> _Data records_:
▼

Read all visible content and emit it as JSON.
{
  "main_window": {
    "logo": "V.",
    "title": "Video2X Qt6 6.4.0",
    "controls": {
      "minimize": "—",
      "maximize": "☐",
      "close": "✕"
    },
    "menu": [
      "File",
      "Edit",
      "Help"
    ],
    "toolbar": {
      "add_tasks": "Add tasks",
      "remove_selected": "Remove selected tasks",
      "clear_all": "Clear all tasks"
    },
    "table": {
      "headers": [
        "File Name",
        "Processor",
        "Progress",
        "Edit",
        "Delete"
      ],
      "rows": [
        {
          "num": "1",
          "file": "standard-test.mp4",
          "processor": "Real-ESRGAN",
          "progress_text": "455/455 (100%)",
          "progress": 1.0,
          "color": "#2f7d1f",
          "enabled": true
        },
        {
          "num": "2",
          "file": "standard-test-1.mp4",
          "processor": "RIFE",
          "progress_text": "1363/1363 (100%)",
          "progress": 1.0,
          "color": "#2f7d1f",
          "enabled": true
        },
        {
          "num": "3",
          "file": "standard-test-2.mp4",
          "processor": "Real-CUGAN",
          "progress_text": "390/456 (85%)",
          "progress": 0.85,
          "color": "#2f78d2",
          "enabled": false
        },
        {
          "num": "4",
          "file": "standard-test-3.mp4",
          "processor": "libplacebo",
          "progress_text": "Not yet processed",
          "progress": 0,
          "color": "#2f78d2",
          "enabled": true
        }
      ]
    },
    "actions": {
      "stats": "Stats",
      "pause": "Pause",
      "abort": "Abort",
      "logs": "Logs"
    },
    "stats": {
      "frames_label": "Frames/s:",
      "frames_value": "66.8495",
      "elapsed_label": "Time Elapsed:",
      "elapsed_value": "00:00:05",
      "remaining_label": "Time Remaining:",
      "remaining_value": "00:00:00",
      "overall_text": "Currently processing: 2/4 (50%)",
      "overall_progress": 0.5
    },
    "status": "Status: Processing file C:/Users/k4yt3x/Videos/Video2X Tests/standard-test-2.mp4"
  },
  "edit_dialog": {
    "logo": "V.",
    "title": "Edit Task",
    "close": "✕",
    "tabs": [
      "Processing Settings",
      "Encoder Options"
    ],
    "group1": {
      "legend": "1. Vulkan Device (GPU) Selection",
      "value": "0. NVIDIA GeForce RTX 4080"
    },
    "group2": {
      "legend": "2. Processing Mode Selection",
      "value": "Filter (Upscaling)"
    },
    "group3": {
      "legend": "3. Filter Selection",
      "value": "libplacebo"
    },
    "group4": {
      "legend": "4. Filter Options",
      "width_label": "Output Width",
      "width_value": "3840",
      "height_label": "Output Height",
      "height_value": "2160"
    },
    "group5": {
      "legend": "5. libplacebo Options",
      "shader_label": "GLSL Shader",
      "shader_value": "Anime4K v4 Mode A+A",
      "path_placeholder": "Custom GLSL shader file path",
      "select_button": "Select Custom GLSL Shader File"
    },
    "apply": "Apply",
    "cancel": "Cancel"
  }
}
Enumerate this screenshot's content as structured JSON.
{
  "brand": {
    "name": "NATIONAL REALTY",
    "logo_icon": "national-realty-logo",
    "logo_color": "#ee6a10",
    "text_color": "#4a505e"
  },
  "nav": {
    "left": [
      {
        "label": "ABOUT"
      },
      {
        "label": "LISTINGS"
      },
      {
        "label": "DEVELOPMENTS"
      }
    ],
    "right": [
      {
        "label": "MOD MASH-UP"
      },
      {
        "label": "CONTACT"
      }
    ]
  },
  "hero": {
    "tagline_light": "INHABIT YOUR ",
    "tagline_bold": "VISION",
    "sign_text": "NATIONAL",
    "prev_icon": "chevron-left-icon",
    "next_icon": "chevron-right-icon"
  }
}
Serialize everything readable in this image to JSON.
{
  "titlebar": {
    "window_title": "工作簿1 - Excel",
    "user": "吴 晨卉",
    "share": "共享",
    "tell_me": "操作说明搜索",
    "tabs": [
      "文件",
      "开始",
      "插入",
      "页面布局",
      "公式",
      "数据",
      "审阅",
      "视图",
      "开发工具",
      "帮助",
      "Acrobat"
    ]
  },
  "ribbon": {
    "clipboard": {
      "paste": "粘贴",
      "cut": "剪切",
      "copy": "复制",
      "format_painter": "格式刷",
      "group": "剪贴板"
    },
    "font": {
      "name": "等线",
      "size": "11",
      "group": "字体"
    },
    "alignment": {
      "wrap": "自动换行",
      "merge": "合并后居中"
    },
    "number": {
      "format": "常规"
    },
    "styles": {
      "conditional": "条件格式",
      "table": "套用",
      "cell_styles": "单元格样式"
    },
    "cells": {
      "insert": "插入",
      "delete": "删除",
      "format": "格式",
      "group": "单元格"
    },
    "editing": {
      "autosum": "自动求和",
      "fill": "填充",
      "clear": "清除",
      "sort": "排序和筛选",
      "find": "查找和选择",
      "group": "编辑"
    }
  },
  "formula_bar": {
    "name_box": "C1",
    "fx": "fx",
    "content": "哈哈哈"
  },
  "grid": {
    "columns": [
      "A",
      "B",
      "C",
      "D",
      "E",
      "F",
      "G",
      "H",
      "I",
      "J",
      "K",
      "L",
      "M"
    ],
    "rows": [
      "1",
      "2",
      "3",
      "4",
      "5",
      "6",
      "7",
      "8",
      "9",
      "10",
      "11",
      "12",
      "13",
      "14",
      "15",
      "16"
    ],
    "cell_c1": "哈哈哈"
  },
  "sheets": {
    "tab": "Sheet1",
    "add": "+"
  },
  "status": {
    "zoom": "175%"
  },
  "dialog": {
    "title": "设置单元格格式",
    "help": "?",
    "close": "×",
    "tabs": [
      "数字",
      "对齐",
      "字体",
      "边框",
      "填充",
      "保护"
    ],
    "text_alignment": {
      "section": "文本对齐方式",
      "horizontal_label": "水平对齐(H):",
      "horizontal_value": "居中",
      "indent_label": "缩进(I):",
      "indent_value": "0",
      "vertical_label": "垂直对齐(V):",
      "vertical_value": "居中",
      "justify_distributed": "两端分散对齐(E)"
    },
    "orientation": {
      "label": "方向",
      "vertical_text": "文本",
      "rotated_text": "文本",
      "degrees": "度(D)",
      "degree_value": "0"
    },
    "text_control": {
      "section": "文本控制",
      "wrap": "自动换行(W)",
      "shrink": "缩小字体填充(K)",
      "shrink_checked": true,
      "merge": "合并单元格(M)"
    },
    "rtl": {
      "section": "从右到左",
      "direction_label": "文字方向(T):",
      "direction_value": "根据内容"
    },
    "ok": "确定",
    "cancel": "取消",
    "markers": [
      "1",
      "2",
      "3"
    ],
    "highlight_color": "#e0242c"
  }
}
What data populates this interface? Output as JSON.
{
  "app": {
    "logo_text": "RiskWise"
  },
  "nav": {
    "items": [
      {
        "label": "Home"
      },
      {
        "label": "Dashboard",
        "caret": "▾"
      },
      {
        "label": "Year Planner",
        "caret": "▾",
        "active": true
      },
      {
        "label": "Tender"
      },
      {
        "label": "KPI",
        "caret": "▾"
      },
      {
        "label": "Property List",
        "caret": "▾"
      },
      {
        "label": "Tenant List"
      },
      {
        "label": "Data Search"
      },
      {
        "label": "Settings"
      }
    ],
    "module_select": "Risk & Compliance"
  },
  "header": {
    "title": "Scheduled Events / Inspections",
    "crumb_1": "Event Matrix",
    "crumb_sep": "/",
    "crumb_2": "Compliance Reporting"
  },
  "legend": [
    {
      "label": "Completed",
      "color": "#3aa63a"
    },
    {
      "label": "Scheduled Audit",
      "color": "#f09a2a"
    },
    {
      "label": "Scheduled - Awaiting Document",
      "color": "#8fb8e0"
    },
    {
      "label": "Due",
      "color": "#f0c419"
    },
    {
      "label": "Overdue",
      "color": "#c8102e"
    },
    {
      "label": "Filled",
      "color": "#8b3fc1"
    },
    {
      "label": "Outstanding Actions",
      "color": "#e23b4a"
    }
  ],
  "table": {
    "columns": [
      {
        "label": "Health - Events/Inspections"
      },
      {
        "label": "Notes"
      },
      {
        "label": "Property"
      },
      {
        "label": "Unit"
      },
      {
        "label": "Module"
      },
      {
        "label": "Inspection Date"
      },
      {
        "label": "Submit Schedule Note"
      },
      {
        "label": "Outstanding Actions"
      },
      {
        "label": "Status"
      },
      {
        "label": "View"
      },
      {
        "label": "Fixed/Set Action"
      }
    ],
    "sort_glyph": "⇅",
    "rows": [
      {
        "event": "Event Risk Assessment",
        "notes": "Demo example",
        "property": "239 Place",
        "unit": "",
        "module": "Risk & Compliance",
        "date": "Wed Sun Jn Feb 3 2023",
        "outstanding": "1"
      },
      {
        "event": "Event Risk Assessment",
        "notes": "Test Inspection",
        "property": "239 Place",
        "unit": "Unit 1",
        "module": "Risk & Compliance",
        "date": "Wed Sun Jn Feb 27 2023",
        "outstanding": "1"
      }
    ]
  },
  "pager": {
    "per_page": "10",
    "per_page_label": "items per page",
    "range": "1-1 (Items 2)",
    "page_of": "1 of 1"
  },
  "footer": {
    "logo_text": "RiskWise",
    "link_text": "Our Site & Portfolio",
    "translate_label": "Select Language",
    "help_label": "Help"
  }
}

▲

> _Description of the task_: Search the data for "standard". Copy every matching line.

> _Result below_:
          "file": "standard-test.mp4",
          "file": "standard-test-1.mp4",
          "file": "standard-test-2.mp4",
          "file": "standard-test-3.mp4",
    "status": "Status: Processing file C:/Users/k4yt3x/Videos/Video2X Tests/standard-test-2.mp4"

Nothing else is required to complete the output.